Something about those words "Espionage" or "Leaking" seem to switch off the logic center of my brain. Maybe I just don't wan't to support anything that might "harm the troops"; maybe I want to be patriotic. When the government says things, I'm inclined to believe them. In the Drake case, I believed what the indictment said... that he shredded documents, that he copy-pasted classified info, that he gave classified information to a reporter, and that he lied about all of it. I was totally, completely, one hundred percent wrong. And now I'm ashamed of myself.
Read more »
I was just on Democracy Now! discussing the prosecution of whistleblower Thomas Drake, who used to be a senior executive at the National Security Agency (NSA). I'm glad people are finally paying attention to this case, thanks to Jane Mayer's explosive cover story in the New Yorker, which Glenn Greenwald referred to as the "must-read article of the month."
The government would have you believe that this is a case involving the disclosure of classified information to a journalist. It is not. It's a "retention" case about 5 innocuous pieces of information that Drake allegedly took home, if at all, by mistake. His real crime? Committing the truth by revealing gross waste, mismanagement and illegality at NSA.Let's get down to brass tacks. Drake never leaked classified information to a reporter, or anyone, and is not CHARGED with "leaking" classified information. So, what is he charged with?:
Count 1 - a "Regular Meetings" document that appeared on NSA's intranet marked as UNCLASSIFIED;
Count 2 - a self-congratulatory "What a Success" document that appeared on NSA's intranet, which was declassified in July 2010 (but the prosecution didn't tell Drake this for 8 months);

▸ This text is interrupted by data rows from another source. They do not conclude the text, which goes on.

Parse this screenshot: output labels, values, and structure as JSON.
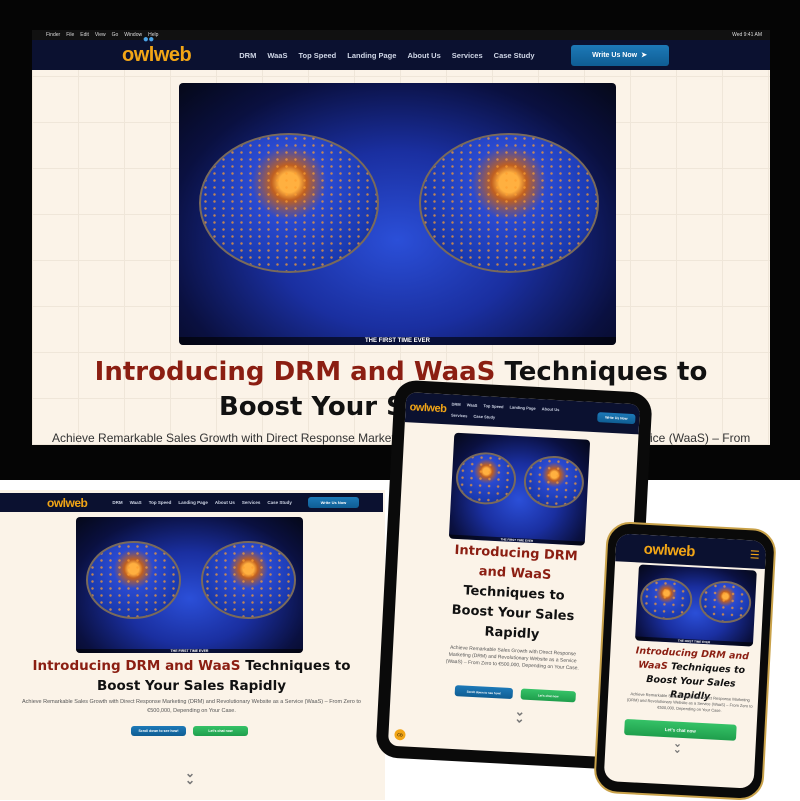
{
  "menubar": {
    "items": [
      "Finder",
      "File",
      "Edit",
      "View",
      "Go",
      "Window",
      "Help"
    ],
    "clock": "Wed 9:41 AM"
  },
  "site": {
    "logo": "owlweb",
    "nav": [
      "DRM",
      "WaaS",
      "Top Speed",
      "Landing Page",
      "About Us",
      "Services",
      "Case Study"
    ],
    "cta": "Write Us Now",
    "hero_caption": "THE FIRST TIME EVER",
    "headline_red": "Introducing DRM and WaaS",
    "headline_black": "Techniques to Boost Your Sales Rapidly",
    "subtitle": "Achieve Remarkable Sales Growth with Direct Response Marketing (DRM) and Revolutionary Website as a Service (WaaS) – From Zero to €500,000, Depending on Your Case.",
    "scroll_button": "Scroll down to see how!",
    "chat_button": "Let's chat now",
    "chat_badge": "CB"
  },
  "colors": {
    "nav_bg": "#0b1130",
    "accent_red": "#8b1e12",
    "logo_orange": "#f2a516",
    "button_blue": "#1d79b8",
    "button_green": "#2bb35a",
    "page_bg": "#fbf3e8"
  },
  "icons": {
    "send": "paper-plane-icon",
    "chat": "whatsapp-icon",
    "chevrons": "double-chevron-down-icon",
    "menu": "hamburger-menu-icon"
  }
}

Counts 3-5 - information that in whole or in part formed the basis of some of Drake's protected communication to the Department of Defense Inspector General as part of their investigation into NSA's gross waste, mismanagement and illegality related to a secret surveillance program;